■ **WORK INSTRUCTIONS**: In the entries below, count every line that has the string "data", and answer with that count alone.

■ **INPUT MATERIAL**:
________
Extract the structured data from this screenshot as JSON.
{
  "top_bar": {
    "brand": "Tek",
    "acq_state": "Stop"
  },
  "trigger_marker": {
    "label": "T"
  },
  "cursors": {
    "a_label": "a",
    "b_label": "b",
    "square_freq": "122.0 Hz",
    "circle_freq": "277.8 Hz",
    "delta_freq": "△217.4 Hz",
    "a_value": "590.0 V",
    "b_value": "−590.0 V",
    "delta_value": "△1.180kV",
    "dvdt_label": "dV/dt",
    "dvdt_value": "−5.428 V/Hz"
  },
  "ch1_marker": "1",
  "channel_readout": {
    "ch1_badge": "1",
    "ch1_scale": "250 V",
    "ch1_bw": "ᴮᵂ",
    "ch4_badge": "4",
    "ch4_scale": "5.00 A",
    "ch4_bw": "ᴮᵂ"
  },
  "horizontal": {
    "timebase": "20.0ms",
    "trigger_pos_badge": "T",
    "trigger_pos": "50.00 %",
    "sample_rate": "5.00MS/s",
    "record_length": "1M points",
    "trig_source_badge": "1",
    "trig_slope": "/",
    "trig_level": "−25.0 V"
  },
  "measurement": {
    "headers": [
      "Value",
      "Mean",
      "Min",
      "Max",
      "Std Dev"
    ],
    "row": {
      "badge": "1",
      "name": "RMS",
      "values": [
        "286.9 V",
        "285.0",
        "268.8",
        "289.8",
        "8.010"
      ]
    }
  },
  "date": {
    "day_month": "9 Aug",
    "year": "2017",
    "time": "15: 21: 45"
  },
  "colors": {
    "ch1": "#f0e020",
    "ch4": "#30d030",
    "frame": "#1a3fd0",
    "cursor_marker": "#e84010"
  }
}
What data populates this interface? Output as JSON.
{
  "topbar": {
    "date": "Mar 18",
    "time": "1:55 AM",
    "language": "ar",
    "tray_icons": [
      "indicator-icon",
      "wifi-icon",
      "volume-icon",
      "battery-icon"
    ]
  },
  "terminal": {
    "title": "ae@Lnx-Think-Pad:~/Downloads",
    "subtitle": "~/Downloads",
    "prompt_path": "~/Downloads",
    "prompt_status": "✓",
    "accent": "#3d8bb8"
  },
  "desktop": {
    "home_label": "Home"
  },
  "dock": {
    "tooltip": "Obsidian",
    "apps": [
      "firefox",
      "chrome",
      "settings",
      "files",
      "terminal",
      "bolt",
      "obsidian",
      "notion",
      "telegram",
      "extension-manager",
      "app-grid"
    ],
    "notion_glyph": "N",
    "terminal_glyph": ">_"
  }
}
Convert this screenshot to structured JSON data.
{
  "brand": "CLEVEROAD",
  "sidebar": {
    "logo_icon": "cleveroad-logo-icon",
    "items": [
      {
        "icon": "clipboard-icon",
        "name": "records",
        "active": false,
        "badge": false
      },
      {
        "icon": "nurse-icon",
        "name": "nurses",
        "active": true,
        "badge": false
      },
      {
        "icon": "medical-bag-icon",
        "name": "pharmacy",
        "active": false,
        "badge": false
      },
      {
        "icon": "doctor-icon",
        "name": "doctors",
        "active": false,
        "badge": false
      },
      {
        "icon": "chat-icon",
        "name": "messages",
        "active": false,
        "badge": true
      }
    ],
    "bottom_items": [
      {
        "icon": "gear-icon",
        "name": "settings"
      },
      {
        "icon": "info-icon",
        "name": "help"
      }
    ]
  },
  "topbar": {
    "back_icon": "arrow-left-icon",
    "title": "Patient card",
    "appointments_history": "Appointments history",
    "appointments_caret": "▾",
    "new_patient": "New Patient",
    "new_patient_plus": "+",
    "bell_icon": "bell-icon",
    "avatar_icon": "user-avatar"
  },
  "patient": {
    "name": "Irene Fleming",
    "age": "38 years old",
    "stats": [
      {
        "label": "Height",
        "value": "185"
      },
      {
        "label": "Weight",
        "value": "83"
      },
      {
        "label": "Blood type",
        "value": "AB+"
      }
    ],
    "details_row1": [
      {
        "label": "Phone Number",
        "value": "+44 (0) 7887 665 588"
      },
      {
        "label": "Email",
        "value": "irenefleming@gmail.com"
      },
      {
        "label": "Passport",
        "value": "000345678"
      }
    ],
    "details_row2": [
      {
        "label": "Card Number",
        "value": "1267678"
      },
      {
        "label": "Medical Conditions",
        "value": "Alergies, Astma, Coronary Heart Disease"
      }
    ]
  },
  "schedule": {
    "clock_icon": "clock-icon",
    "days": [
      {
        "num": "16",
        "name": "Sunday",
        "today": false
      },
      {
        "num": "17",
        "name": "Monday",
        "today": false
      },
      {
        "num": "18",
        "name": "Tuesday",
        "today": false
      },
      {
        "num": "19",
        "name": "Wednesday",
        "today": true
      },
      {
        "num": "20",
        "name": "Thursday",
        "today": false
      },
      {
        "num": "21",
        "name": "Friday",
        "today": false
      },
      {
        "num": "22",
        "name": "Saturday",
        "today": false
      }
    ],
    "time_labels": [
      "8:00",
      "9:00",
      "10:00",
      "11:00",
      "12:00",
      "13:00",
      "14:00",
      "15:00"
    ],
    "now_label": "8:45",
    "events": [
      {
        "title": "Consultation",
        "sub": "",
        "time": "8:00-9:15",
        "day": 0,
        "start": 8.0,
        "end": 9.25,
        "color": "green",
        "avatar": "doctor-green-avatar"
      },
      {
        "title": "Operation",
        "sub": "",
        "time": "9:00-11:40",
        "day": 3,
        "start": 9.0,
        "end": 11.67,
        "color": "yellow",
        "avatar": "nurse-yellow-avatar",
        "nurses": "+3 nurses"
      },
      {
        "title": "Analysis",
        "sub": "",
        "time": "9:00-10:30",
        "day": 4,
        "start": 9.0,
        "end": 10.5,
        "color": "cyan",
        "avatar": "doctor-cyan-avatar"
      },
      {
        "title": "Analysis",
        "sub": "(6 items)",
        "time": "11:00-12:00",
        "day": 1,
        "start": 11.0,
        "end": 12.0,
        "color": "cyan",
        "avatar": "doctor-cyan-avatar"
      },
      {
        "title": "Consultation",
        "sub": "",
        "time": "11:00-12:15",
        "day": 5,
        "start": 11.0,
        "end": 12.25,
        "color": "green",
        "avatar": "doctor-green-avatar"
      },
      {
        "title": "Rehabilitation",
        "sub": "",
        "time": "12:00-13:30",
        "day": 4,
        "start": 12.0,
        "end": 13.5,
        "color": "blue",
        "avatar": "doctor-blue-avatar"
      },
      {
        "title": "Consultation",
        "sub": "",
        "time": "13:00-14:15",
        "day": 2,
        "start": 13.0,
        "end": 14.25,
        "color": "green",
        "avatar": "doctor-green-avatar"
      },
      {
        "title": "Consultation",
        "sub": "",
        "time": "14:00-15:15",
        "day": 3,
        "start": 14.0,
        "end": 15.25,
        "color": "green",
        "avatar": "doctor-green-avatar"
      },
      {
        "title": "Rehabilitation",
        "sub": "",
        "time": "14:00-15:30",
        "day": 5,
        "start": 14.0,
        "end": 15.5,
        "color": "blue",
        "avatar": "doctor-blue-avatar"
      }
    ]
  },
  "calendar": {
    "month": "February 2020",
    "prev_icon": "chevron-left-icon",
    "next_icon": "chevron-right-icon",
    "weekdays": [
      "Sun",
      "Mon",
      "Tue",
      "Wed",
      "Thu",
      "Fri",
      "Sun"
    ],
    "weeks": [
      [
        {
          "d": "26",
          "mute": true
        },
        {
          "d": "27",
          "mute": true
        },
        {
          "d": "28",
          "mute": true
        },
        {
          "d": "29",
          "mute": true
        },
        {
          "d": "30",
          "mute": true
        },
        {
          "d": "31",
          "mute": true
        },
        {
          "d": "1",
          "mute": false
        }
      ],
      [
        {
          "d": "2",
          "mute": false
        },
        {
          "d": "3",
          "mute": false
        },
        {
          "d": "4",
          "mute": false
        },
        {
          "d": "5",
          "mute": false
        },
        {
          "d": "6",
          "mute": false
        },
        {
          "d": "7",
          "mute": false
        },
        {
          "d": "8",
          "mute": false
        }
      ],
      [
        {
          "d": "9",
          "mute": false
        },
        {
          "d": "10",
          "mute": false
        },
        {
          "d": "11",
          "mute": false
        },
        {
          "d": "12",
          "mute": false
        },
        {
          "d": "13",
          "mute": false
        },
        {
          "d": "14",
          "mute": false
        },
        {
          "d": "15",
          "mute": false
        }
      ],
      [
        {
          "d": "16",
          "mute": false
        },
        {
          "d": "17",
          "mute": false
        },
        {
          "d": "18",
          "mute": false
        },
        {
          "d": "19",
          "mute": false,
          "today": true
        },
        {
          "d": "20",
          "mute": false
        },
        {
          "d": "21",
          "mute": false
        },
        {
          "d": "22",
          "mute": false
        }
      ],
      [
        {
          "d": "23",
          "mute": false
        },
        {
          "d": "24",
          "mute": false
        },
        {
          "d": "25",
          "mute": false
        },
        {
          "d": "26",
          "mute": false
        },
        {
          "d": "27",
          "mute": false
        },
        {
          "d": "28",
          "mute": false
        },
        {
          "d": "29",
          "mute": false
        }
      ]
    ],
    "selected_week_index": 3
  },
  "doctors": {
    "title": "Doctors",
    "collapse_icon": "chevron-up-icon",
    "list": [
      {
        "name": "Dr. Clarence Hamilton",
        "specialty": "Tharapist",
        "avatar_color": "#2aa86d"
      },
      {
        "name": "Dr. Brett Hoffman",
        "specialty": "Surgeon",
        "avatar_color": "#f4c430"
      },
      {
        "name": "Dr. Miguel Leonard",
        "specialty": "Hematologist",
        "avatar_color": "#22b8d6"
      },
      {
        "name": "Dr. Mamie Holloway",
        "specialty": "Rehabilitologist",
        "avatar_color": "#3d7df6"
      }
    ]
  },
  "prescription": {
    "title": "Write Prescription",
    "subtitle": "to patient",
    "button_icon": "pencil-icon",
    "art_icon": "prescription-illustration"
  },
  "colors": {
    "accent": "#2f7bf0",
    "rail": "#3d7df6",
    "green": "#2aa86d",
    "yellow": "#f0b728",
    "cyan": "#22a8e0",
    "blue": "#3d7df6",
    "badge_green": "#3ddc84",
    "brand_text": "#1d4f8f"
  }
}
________
■ **SOLUTION FOR THIS PROBLEM**: 3